(Element data from apps and pages)
────
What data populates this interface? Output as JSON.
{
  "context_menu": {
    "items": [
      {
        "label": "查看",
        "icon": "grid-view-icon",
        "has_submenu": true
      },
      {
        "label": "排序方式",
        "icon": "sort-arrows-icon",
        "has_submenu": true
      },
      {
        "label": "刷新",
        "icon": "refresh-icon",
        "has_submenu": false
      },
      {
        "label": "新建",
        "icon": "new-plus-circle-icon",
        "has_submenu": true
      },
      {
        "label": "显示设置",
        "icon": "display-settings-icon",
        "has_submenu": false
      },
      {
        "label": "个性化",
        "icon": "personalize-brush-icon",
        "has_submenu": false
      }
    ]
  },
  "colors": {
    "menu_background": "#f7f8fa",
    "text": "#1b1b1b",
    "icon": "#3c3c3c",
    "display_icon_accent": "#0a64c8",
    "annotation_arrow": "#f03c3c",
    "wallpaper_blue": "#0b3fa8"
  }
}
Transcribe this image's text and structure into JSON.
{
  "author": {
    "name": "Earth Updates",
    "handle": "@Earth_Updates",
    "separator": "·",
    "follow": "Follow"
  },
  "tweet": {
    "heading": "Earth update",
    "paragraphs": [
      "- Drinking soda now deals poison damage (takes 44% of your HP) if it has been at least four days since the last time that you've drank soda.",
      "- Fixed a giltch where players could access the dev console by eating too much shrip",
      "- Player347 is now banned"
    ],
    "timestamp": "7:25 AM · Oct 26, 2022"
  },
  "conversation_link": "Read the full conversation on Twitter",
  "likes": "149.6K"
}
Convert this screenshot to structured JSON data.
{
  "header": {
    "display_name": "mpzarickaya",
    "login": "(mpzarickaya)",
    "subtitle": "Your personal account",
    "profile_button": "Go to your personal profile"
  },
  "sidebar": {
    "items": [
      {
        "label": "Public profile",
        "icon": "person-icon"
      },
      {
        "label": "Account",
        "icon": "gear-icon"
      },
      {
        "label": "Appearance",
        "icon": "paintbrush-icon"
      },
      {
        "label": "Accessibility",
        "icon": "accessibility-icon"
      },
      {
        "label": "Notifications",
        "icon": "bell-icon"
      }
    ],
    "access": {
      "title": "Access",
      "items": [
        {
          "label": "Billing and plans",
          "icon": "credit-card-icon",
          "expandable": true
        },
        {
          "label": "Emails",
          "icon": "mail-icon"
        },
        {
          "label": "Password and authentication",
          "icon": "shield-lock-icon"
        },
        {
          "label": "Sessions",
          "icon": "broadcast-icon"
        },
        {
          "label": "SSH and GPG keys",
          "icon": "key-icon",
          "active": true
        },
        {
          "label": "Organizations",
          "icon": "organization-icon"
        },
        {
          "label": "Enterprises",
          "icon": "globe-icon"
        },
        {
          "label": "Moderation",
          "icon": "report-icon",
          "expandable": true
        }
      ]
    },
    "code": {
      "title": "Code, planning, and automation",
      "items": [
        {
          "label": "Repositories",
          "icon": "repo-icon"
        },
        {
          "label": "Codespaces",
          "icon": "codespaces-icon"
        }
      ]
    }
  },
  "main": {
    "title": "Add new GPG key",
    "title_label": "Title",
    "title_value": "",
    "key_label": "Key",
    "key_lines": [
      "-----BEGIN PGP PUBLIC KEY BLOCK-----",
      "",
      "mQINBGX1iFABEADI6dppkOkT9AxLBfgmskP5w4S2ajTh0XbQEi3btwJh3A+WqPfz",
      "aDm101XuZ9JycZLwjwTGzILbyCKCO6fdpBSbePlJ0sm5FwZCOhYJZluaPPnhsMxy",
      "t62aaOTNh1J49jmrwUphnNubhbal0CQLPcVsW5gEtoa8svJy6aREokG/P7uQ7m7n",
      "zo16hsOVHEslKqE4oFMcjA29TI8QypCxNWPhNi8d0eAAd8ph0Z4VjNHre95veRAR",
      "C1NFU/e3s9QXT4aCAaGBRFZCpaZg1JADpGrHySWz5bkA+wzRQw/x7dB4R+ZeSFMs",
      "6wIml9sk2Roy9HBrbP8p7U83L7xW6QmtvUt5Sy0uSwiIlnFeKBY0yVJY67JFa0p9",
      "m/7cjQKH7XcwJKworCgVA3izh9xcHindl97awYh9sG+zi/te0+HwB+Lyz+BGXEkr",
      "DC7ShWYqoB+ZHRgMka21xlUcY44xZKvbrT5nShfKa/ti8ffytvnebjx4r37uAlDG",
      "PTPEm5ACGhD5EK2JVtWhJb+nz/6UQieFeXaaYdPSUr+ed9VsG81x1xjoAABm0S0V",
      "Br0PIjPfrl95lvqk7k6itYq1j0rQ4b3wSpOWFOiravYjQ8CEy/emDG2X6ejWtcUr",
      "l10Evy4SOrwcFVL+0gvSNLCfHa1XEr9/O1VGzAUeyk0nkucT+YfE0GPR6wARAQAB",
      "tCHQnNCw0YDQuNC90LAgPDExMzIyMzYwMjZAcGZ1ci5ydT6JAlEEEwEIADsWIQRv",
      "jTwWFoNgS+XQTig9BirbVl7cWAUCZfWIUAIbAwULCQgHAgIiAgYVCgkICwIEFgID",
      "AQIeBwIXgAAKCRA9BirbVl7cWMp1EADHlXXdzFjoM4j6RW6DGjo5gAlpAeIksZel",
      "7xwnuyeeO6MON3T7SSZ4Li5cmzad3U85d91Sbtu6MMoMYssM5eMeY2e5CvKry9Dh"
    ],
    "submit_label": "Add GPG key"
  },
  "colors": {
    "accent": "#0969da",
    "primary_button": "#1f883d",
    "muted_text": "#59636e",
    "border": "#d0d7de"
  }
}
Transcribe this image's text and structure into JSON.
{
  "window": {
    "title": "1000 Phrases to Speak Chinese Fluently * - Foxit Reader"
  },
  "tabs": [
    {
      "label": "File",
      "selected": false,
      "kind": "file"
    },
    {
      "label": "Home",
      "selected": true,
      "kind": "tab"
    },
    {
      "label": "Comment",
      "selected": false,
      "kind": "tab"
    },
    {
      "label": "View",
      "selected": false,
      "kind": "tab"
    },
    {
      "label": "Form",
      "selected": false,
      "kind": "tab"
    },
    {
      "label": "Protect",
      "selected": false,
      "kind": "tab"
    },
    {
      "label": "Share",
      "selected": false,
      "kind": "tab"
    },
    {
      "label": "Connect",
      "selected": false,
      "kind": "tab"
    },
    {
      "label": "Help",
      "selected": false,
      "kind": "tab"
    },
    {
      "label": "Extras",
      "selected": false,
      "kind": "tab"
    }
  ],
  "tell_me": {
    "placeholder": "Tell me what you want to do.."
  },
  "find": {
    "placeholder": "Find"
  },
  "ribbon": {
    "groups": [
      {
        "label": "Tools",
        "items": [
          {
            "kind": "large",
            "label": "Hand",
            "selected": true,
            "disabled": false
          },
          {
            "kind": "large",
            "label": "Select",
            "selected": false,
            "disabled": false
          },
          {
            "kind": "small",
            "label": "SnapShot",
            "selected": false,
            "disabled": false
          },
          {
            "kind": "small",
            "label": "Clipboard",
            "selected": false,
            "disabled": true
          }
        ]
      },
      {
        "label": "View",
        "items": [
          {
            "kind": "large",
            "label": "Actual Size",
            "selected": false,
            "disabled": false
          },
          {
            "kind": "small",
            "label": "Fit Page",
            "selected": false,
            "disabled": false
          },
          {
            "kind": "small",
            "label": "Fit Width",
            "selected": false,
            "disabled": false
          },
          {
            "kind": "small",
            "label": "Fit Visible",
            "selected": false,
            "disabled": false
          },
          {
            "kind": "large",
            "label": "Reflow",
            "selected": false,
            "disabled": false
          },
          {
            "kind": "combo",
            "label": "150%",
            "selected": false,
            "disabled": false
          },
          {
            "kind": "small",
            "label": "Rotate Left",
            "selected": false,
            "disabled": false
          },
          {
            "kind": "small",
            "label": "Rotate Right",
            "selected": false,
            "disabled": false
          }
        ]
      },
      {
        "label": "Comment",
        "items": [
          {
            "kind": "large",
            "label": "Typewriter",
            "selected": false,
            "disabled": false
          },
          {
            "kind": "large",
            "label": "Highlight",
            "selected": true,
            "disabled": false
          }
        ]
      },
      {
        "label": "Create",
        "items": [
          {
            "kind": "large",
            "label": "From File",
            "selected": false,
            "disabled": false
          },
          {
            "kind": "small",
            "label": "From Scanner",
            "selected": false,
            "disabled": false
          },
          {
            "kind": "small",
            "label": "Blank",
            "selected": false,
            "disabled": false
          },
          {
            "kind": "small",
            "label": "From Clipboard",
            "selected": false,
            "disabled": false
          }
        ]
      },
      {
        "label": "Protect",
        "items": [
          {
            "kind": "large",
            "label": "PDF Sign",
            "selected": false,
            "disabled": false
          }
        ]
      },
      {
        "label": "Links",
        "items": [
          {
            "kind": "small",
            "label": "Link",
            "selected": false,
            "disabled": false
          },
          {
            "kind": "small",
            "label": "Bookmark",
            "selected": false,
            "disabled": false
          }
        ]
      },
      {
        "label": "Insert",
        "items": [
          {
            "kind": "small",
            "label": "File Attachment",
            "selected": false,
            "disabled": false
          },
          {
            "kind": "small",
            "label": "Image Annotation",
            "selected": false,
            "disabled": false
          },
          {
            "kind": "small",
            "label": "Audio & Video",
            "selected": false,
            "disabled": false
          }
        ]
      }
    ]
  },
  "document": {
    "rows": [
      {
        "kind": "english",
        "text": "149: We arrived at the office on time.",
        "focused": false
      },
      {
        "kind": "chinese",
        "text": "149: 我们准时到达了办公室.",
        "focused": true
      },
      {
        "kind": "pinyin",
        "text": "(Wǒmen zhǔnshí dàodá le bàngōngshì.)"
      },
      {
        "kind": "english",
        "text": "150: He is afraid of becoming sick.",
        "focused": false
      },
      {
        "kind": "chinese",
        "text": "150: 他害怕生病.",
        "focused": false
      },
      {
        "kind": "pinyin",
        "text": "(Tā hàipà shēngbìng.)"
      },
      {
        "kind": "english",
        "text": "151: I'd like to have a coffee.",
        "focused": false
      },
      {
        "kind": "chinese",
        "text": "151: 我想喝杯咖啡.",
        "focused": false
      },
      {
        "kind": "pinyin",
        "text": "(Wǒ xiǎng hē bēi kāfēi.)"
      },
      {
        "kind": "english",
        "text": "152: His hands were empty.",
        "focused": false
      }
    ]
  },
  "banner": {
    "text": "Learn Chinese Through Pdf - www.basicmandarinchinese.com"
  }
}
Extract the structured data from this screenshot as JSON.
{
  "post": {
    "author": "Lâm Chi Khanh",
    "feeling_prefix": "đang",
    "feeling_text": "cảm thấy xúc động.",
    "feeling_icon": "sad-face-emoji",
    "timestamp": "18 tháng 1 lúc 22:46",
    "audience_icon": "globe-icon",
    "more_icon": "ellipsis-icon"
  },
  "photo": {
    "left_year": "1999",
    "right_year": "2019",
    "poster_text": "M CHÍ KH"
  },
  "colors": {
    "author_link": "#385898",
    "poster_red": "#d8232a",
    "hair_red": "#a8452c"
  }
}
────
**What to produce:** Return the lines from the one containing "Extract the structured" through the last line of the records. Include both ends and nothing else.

**Response area:**
Extract the structured data from this screenshot as JSON.
{
  "post": {
    "author": "Lâm Chi Khanh",
    "feeling_prefix": "đang",
    "feeling_text": "cảm thấy xúc động.",
    "feeling_icon": "sad-face-emoji",
    "timestamp": "18 tháng 1 lúc 22:46",
    "audience_icon": "globe-icon",
    "more_icon": "ellipsis-icon"
  },
  "photo": {
    "left_year": "1999",
    "right_year": "2019",
    "poster_text": "M CHÍ KH"
  },
  "colors": {
    "author_link": "#385898",
    "poster_red": "#d8232a",
    "hair_red": "#a8452c"
  }
}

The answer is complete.